## EXERCISE:
Scan the records below. Report the number of lines containing the word "sample", and nothing more.

## INPUT DATA:
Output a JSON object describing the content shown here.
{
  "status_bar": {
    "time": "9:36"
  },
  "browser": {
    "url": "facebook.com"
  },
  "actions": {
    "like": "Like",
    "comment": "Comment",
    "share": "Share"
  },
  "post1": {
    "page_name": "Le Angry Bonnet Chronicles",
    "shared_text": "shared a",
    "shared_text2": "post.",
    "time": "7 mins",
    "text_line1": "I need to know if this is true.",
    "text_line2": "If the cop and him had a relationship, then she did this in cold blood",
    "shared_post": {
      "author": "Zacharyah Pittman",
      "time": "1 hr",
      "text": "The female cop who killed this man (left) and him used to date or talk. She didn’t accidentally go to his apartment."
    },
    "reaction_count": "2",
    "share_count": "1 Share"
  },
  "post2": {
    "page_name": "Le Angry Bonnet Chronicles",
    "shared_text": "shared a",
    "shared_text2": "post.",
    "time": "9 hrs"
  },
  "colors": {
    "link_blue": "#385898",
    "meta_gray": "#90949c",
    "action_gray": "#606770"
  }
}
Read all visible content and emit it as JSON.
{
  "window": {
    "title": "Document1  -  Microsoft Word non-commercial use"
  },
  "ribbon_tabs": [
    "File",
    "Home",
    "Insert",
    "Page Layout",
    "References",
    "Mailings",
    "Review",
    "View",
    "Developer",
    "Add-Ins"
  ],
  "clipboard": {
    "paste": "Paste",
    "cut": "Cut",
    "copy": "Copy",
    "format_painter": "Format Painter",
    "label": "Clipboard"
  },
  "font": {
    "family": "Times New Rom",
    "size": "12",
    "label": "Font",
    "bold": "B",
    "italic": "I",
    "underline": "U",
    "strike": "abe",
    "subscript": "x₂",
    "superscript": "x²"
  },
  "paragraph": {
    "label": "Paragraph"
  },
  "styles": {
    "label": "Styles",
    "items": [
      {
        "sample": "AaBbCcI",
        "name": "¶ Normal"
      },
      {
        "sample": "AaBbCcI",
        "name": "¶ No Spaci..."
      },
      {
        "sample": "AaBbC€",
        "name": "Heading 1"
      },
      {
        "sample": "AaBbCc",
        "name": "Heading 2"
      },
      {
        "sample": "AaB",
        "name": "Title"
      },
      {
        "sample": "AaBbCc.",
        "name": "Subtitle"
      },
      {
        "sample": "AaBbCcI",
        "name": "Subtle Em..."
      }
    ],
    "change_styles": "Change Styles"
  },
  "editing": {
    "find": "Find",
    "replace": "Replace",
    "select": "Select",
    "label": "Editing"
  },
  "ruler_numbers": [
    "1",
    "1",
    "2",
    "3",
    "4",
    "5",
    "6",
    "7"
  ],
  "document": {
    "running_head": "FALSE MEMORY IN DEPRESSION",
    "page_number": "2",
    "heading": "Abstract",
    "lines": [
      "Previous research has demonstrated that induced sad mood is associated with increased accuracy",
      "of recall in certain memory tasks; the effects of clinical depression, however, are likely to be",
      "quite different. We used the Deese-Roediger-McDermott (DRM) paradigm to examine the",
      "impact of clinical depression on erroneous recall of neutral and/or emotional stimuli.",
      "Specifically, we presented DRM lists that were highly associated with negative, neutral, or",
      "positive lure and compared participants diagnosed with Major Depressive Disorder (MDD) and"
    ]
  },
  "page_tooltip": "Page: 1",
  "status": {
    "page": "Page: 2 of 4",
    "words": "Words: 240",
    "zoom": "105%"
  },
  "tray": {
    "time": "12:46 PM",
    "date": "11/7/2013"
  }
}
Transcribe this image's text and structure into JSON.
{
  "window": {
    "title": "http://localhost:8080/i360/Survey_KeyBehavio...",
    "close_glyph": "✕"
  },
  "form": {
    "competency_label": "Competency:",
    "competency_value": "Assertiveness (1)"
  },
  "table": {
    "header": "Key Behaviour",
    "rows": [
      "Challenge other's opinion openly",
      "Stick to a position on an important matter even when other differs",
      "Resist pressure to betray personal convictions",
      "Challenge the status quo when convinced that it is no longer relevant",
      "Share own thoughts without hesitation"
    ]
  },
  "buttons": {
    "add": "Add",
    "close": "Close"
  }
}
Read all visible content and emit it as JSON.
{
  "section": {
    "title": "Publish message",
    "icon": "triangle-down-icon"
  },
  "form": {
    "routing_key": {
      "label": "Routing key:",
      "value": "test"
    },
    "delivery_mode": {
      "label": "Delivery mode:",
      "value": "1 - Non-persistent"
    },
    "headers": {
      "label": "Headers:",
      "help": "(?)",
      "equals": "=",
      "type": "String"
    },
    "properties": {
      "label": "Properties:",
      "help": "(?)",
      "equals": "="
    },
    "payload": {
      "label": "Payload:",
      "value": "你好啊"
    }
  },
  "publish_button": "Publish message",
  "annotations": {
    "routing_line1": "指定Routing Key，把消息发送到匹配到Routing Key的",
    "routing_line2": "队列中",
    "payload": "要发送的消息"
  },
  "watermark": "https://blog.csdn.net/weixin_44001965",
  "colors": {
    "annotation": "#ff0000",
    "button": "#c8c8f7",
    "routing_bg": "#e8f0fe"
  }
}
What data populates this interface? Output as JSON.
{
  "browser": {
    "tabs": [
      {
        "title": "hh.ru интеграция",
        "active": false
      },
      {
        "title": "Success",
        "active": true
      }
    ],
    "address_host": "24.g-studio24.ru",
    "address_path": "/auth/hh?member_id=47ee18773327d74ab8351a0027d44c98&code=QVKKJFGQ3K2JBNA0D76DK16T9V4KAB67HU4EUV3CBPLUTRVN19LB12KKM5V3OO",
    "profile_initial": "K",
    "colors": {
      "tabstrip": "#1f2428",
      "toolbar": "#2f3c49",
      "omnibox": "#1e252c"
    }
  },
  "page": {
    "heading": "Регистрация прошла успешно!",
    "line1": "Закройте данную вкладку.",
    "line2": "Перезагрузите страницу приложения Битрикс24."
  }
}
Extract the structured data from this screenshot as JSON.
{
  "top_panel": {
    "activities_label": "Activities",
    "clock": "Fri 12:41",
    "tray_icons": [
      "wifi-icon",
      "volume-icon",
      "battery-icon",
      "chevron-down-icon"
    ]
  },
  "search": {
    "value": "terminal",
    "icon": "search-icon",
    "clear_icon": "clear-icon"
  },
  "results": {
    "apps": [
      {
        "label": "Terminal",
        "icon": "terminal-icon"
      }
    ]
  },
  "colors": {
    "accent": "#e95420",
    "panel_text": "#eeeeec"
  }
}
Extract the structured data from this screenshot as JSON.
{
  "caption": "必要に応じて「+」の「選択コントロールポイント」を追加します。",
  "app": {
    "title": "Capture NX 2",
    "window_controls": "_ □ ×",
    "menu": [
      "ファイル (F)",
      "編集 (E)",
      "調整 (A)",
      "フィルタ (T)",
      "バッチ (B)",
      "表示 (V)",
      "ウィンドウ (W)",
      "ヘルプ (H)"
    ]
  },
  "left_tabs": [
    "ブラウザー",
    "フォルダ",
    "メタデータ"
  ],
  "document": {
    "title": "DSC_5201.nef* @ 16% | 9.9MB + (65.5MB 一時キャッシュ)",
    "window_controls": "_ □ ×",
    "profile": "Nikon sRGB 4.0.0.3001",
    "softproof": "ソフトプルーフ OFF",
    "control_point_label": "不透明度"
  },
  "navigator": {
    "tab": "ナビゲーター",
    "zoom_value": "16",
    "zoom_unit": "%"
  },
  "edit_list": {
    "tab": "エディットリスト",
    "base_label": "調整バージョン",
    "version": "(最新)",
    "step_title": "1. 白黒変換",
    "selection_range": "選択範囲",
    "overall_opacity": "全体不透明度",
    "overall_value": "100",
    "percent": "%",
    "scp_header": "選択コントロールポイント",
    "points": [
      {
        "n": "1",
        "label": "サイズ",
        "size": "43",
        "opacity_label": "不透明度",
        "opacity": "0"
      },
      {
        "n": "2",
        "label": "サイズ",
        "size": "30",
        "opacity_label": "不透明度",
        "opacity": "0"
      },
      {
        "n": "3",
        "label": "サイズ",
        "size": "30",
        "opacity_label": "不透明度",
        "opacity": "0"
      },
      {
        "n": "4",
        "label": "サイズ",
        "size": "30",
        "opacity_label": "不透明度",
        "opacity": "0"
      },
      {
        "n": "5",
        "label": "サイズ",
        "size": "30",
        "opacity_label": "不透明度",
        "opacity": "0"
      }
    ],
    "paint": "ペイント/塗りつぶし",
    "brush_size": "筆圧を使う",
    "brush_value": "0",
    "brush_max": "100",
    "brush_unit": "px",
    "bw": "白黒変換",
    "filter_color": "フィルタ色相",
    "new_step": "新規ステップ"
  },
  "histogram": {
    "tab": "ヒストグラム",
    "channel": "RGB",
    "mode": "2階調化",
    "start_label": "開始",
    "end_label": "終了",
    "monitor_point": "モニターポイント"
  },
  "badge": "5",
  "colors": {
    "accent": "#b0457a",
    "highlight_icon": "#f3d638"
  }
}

## ANSWER TO THE EXERCISE:
7